Web page and app entries:
▬▬▬
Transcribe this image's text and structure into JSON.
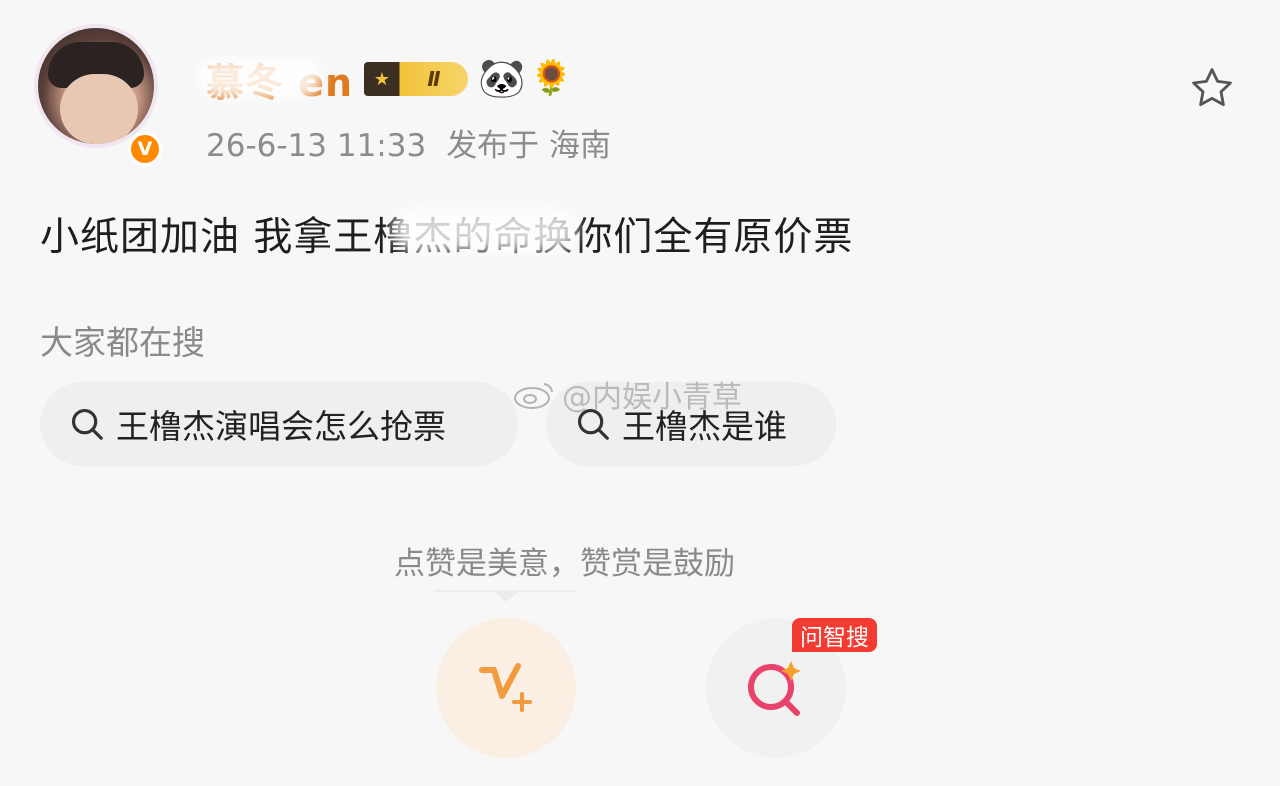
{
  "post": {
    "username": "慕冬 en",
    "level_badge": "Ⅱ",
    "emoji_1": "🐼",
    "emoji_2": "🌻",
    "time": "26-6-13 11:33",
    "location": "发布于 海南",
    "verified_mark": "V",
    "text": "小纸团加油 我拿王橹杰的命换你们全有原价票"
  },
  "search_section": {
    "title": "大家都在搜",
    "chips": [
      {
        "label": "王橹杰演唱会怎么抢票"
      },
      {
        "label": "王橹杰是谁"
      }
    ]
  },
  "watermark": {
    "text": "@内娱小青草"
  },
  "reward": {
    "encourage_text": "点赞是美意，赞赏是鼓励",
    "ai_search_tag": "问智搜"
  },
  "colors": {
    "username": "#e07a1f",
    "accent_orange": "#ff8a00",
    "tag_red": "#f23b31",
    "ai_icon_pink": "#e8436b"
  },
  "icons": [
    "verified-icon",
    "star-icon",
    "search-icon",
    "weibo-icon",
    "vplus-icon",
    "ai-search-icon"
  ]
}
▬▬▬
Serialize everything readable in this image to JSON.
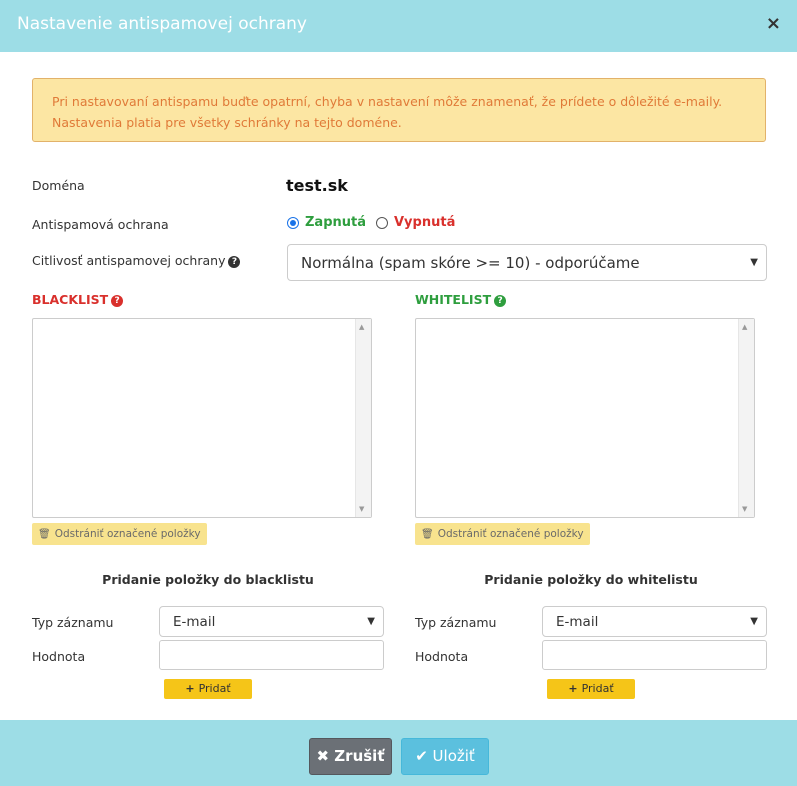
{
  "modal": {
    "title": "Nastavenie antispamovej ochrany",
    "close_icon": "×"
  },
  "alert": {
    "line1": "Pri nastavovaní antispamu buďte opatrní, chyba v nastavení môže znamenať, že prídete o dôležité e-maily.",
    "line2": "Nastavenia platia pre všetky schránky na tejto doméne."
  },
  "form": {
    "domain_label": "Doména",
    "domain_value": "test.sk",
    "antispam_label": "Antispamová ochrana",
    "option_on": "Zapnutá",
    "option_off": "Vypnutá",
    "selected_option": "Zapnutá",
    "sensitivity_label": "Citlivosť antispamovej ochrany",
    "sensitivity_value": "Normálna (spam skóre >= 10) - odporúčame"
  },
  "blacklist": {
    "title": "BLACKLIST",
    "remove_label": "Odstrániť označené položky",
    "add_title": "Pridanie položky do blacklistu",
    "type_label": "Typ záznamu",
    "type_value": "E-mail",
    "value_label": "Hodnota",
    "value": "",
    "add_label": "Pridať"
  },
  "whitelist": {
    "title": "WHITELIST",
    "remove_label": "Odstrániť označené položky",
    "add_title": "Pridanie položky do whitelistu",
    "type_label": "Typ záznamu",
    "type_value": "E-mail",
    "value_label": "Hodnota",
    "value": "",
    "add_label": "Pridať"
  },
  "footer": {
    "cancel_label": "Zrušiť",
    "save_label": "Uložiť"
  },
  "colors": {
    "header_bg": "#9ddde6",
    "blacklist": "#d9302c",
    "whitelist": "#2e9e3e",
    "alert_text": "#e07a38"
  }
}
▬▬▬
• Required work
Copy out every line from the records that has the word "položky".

• Task result
    "remove_label": "Odstrániť označené položky",
    "add_title": "Pridanie položky do blacklistu",
    "remove_label": "Odstrániť označené položky",
    "add_title": "Pridanie položky do whitelistu",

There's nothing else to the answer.